Follow me on a small part of my adventures in Berlin and Potsdam as I check out some local museums for a few different types of inspiration.
I had the good fortune to be able to spend a couple weeks in Berlin, Germany during the last two weeks of December. When I am not able to create art I like to stay connected to my work and seek inspiration by viewing the works of other artists. My main focus is the art, but I always find myself observing other gallery patrons interactions with the artworks. What are they getting from their experience? What am I getting out of it? How would I want someone to interact with my art? It may be that Berlin in Winter might not attract international tourists, for I found that there were far fewer museum patrons taking selfies with the artworks, looking at their cell phones more than the art they paid to see, or displaying a disconcerting reliance on the audio guide. These are all behaviors I have encountered and that inspired “Self-Absorbed”, “Pale in Comparison,” and “Museum Patron #58” (2017).
Self-Absorbed?, Pale in Comparison, and Museum Patron #58 (2017). To check out more of my figurative or nude works find the link to that section at the bottom of each page.
It was cold and grey during most of my stay, which made the cafés and art museums even more enticing. There are an overwhelming number of art museums you can visit in Berlin. I chose to visit the Alte Nationalgalerie and the Gemäldegalerie, both containing a vast collection of paintings by European (but mainly German) artists. I also visited the Potsdam Museum: Forum für Kunst und Geschichte (forum for art and history) and the Museum Barberini during a side trip to nearby Potsdam.
Alte Museum and both the Potsdam and Barberini museums (almost side by side)...and me "creating" a masterpiece in the "kids" section with costumes and props available.

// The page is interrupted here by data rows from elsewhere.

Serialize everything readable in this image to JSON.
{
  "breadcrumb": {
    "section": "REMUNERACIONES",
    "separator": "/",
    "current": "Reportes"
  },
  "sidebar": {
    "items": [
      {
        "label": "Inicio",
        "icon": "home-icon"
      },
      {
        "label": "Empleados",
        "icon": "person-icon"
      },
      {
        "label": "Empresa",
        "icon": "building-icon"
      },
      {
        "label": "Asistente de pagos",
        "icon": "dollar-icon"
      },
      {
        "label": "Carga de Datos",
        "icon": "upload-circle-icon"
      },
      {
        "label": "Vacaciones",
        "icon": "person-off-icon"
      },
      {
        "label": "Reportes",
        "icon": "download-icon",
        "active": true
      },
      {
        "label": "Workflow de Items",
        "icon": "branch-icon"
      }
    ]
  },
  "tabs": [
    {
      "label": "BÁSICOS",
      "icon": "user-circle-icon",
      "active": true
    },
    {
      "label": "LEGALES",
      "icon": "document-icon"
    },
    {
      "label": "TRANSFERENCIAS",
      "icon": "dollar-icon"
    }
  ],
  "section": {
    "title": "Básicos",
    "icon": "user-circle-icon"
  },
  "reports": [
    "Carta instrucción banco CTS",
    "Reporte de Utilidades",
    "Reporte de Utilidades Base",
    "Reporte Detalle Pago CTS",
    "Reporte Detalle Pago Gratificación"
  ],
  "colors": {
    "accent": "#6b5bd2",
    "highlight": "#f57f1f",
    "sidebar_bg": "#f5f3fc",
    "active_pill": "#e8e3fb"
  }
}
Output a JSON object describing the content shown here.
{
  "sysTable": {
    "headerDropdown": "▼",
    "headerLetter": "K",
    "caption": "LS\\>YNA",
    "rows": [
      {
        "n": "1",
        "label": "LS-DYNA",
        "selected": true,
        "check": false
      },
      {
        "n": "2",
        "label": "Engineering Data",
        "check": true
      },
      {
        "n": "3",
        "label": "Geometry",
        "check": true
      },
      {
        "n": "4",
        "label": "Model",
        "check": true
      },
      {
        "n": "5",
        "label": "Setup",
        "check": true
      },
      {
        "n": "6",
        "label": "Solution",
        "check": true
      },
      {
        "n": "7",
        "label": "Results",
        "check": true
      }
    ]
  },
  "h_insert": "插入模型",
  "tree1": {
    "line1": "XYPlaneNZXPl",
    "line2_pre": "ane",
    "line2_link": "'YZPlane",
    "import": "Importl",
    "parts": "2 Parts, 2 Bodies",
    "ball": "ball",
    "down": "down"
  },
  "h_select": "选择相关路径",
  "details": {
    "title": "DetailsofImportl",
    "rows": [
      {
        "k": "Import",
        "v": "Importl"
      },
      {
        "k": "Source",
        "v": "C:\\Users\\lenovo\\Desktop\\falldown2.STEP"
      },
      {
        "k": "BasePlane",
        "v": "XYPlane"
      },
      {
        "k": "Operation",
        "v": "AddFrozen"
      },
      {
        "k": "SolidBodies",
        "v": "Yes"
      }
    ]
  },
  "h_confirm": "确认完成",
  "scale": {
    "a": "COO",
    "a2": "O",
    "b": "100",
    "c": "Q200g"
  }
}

There were usually a few patrons who were photographing parts of the paintings in great detail and I wondered if they were painters themselves, striving to reproduce an inspirational image or flourish of paint. A few were examining works up close, reverse engineering the painting in their minds to discover the secrets to the process of its rendering. I found myself in with both of these groups. What I couldn’t actually see, but found to be true in my own mind, is the understanding that art is not created in a vacuum. Artists are a product of their time and inspired by the art of their peers and that of artists from the past. This was noticeably evident in all of the exhibits I visited. The realization that many of these artists lived and worked during the same time periods and similar geographic regions has led me to want to create a “connection wall” similar to those seen in police dramas, where photographs and other information is tacked up with strings between the connecting sources. The connections between art images and the artists themselves occurred repeatedly.
Johann Peter Hasenclever's "The Reading Room" (1843) and Vincent Van Gogh's "The Potato Eaters"(1885). Was Van Gogh influenced by this painting directly, or others of its type?
The Barberini museum in Potsdam was exhibiting the work of Henri-Edmond Cross. He was directly connected to and inspired by George Seurat, Charles Angrand, and Paul Signac. They were all working off each others ideas and experiments. The vibrant colors and thick brush work were reminiscent of Vincent Van Gogh’s work and I wondered if any of the Neo-Impressionists knew of his work at the time- or if Van Gogh had been exposed to theirs. Upstairs in the permanent collection was a later piece by Expressionist artist Emil Nolde which stated that “The rapid thickly applied brush-strokes are reminiscent of Vincent Van Gogh, who had a significant influence on Die Brücke (“The Bridge”) aritsts.”
Van Gogh's "Olive Trees with Yellow Sky and Sun" (1889), Edmond Cross' "Landscape at Bormes" (1907), and Emil Nolde's Sunset (1907). Could Van Gogh have been an influence on both of these artists? What did they know of each other?
Looking at “bad” art convinces me that I am on a “right track.” Viewing amazingly good art challenges me to set a higher bar for myself. I am constantly pushed and pulled between the two, and somewhere in the mix the new ideas and methods start to sink in and emerge in my own work. The end result for me, as an artist, is that I am encouraged by my fellow artist who were, more that not, friends, acquaintances, teachers, students, and mentors to one another.
To purchase a reproduction of my various artwork visit my online store at https://society6.com/scottanstett
Scott Anstett is a American artist, teacher, and avid cyclist living in the Pacific Northwest.